The word to look for is "calendar". Report every line of the entries below that has it.

--------

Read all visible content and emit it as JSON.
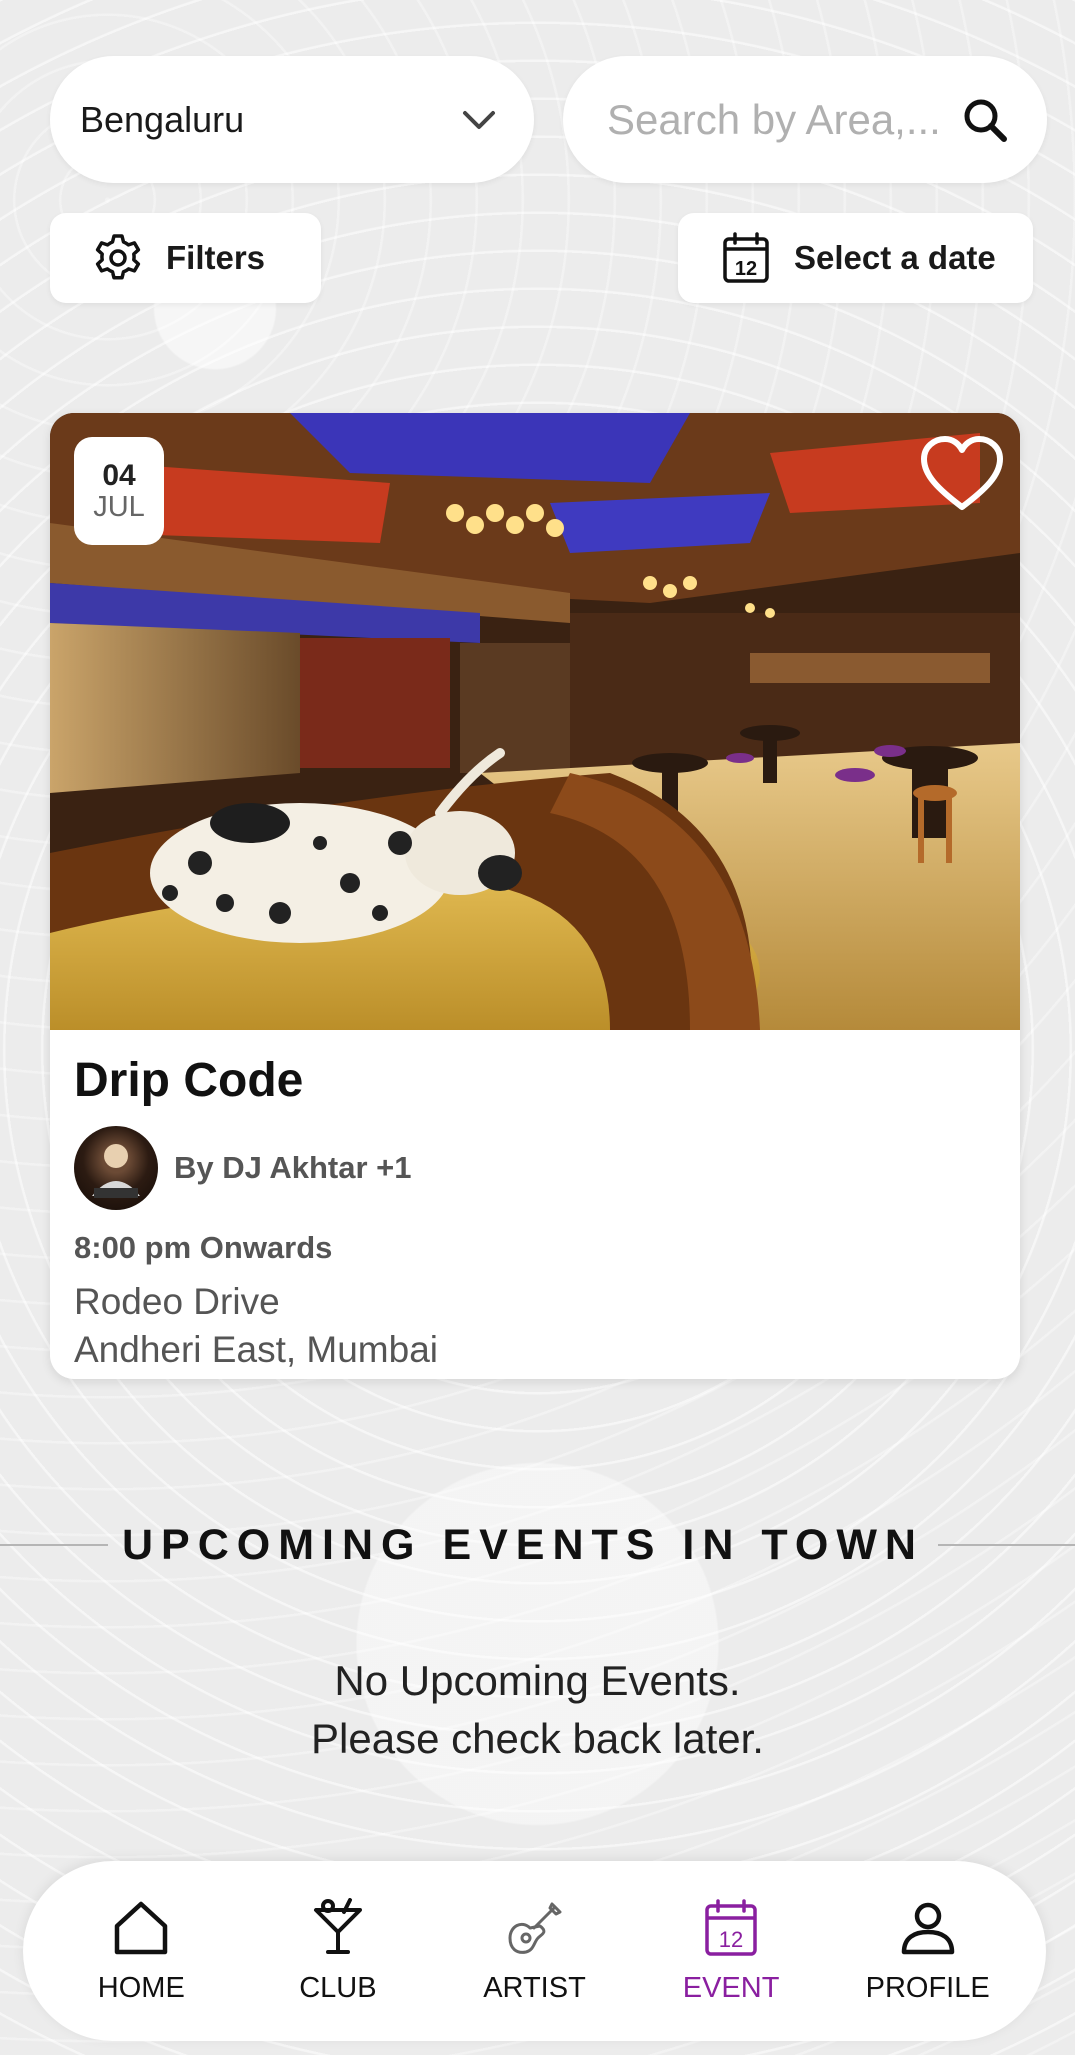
{
  "location": {
    "selected_city": "Bengaluru",
    "dropdown_icon": "chevron-down-icon"
  },
  "search": {
    "placeholder": "Search by Area,...",
    "value": "",
    "icon": "search-icon"
  },
  "filters_button": {
    "label": "Filters",
    "icon": "gear-icon"
  },
  "date_button": {
    "label": "Select a date",
    "icon": "calendar-icon",
    "icon_number": "12"
  },
  "event_card": {
    "date_day": "04",
    "date_month": "JUL",
    "favorite_icon": "heart-icon",
    "title": "Drip Code",
    "artist": "By DJ Akhtar +1",
    "time": "8:00 pm Onwards",
    "venue": "Rodeo Drive",
    "area": "Andheri East, Mumbai"
  },
  "upcoming": {
    "heading": "UPCOMING EVENTS IN TOWN",
    "empty_line1": "No Upcoming Events.",
    "empty_line2": "Please check back later."
  },
  "nav": {
    "items": [
      {
        "label": "HOME",
        "icon": "home-icon",
        "active": false
      },
      {
        "label": "CLUB",
        "icon": "cocktail-icon",
        "active": false
      },
      {
        "label": "ARTIST",
        "icon": "guitar-icon",
        "active": false
      },
      {
        "label": "EVENT",
        "icon": "calendar-icon",
        "active": true,
        "icon_number": "12"
      },
      {
        "label": "PROFILE",
        "icon": "user-icon",
        "active": false
      }
    ]
  },
  "colors": {
    "accent": "#8a1fa0",
    "background": "#ececec",
    "card": "#ffffff",
    "text_muted": "#555555"
  }
}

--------

» Response to the exercise
    "icon": "calendar-icon",
        "icon": "calendar-icon",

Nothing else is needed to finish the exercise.